The 101 former residents of Mecklenburg Mills might have been spared a lot of trouble if the city had inspected the building when the city took it over from bankrupt developers. Or if the city had made upkeep -- basic tasks, such as termite inspections -- a condition of the millions of dollars loaned to developers to turn the historic textile mill into affordable housing.
Instead, the 59 households evacuated May 12 because of termite infestation have spent nearly a month in upheaval, scrambling to find new places to live. Only four households had yet to make arrangements at press time; the other 55 have found other homes or moved in with friends or family. But many are still looking for answers -- not to mention their furniture.
They're not the only ones asking questions. Charlotte city council members want to know why termite inspection was skipped after city staff foreclosed on the building months ago. "The step was missed by the staff," said Mayor Pro Tem Susan Burgess, chairwoman of the council's Housing and Neighborhood Development Committee. "That's kind of standard operating procedure, and for whatever reason, that was missed ... The city assumed responsibility for the people living there without knowing what the structural condition of the building was."
Stan Wilson, the city's housing services manager, offered as partial explanation that the city isn't in the business of owning apartment buildings. Wilson also pointed out that the termite discovery might not affect the city's ability to sell the building. "In some cases, when a developer buys a property, they're probably going to do substantial rehabilitation anyway," he said.
But council members Don Lochman and Burgess fear otherwise. "I don't know to what extent this latest finding is going to influence the city's [ability to sell the building]," Lochman said. "I'm sure that is being investigated."
The city acquired the building in January, nearly 16 years after it approved a $1 million loan to Trenton Property to buy and rehabilitate Johnson and Mecklenburg Mills near North Davidson and East 36th streets, according to a city memo. The project in 1990 was conceived as an ideal way to provide affordable housing and also save historic buildings. Then, as now, Charlotte struggled with a paucity of reasonably priced housing for low-income working people. In the coming years, the city would invest more money to rehab the mills.
But the loan contracts didn't require specific upkeep as a condition of the money, though the wording did grant city officials access to the mills' books, said Stanley Watkins, director of the city's Neighborhood Development department. When the developers declared bankruptcy, the city began moving to foreclose on the property. "It was the same old sad story," Lochman said. "It was mismanaged ... it deteriorated. And the city was basically left holding the bag."

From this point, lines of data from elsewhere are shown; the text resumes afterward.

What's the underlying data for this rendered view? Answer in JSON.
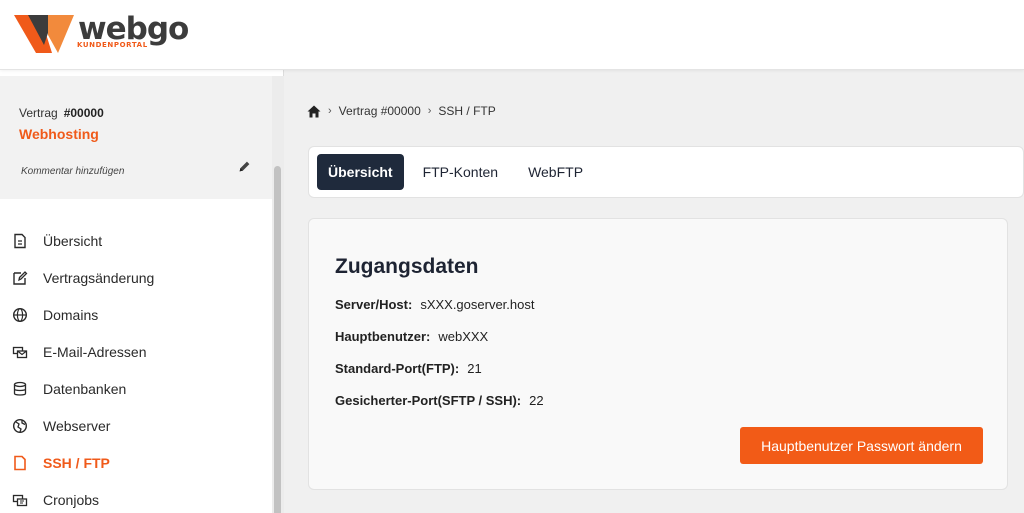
{
  "brand": {
    "name": "webgo",
    "subtitle": "KUNDENPORTAL",
    "colors": {
      "accent": "#f05a1a",
      "dark": "#1f2a3c"
    }
  },
  "contract": {
    "label": "Vertrag",
    "number": "#00000",
    "product": "Webhosting",
    "comment_label": "Kommentar hinzufügen",
    "comment_icon": "pencil-icon"
  },
  "sidebar": {
    "items": [
      {
        "label": "Übersicht",
        "icon": "document-icon",
        "active": false
      },
      {
        "label": "Vertragsänderung",
        "icon": "edit-icon",
        "active": false
      },
      {
        "label": "Domains",
        "icon": "globe-icon",
        "active": false
      },
      {
        "label": "E-Mail-Adressen",
        "icon": "mail-icon",
        "active": false
      },
      {
        "label": "Datenbanken",
        "icon": "database-icon",
        "active": false
      },
      {
        "label": "Webserver",
        "icon": "globe-network-icon",
        "active": false
      },
      {
        "label": "SSH / FTP",
        "icon": "file-icon",
        "active": true
      },
      {
        "label": "Cronjobs",
        "icon": "clock-icon",
        "active": false
      }
    ]
  },
  "breadcrumb": {
    "home_icon": "home-icon",
    "items": [
      "Vertrag #00000",
      "SSH / FTP"
    ]
  },
  "tabs": [
    {
      "label": "Übersicht",
      "active": true
    },
    {
      "label": "FTP-Konten",
      "active": false
    },
    {
      "label": "WebFTP",
      "active": false
    }
  ],
  "access": {
    "title": "Zugangsdaten",
    "fields": [
      {
        "label": "Server/Host:",
        "value": "sXXX.goserver.host"
      },
      {
        "label": "Hauptbenutzer:",
        "value": "webXXX"
      },
      {
        "label": "Standard-Port(FTP):",
        "value": "21"
      },
      {
        "label": "Gesicherter-Port(SFTP / SSH):",
        "value": "22"
      }
    ],
    "button_label": "Hauptbenutzer Passwort ändern"
  }
}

City staff in January conducted an on-site visual inspection of the property, Wilson said, but they didn't do a comprehensive inspection that would have included a check for termites.
According to the city memo, between 2000 and 2001 all units were inspected and brought up to code. One unit was again inspected in 2005 and passed. But the city's code inspection department had investigated several possible violations. Creative Loafing requested copies of those files, but they did not arrive by press time. According to the city memo, the department has one open case resulting from a tenant complaining about holes in a wall that let mice enter an apartment.
The termite problem, however, wasn't discovered until flooring in an equipment room collapsed into the basement. At first, a structural engineer who examined the damage didn't think the building needed to be evacuated, and plans were made to repair the damage. But at 2pm on May 12, another engineer told the city otherwise.
An hour later, residents were told to leave their homes. Some residents left needed medicines. Others left important financial records. Most people didn't have time to grab basic items they needed in their everyday lives. So if council members are frustrated, the people who were abruptly moved to hotels were angry, bewildered and frustrated.
One former resident, Mary Griffin, has found a new home. But she didn't enjoy her time at an extended-stay hotel, where she said toilet paper wasn't provided and daily maid service wasn't standard. Access to working washers and dryers was unpredictable. Her children wore the same school clothes for four days straight.
Maedora Thomas was still at a hotel last week. She'd found a potential new apartment -- albeit a smaller one -- but she said signing a new lease is scant comfort when her bed and other belongings were still at the mill apartment. "I have nothing," said Thomas, who is displeased by how city staff has handled the debacle. "I have to start from scratch."
Neighborhood Development, which has been charged with helping these residents, was trimmed from seven people to just four in 2004, when resources were shifted to the Charlotte Housing Authority. But Watkins doesn't think the size of the department has hindered the city's response.
Much of the inconvenience, surely, can't be avoided, but if the city had discovered termites earlier, the infestation's severity might not have called for immediate evacuation. Residents might have had time to find apartments and make moving preparations -- and certainly the city could have saved taxpayers money. One thing is certain: It's cost some people a lot of heartache.
"I'm thankful to God I've got a roof over my head, you know what I'm saying?" said Griffin on May 25 while still staying at a hotel. "But these conditions -- it's dead wrong. Dead wrong."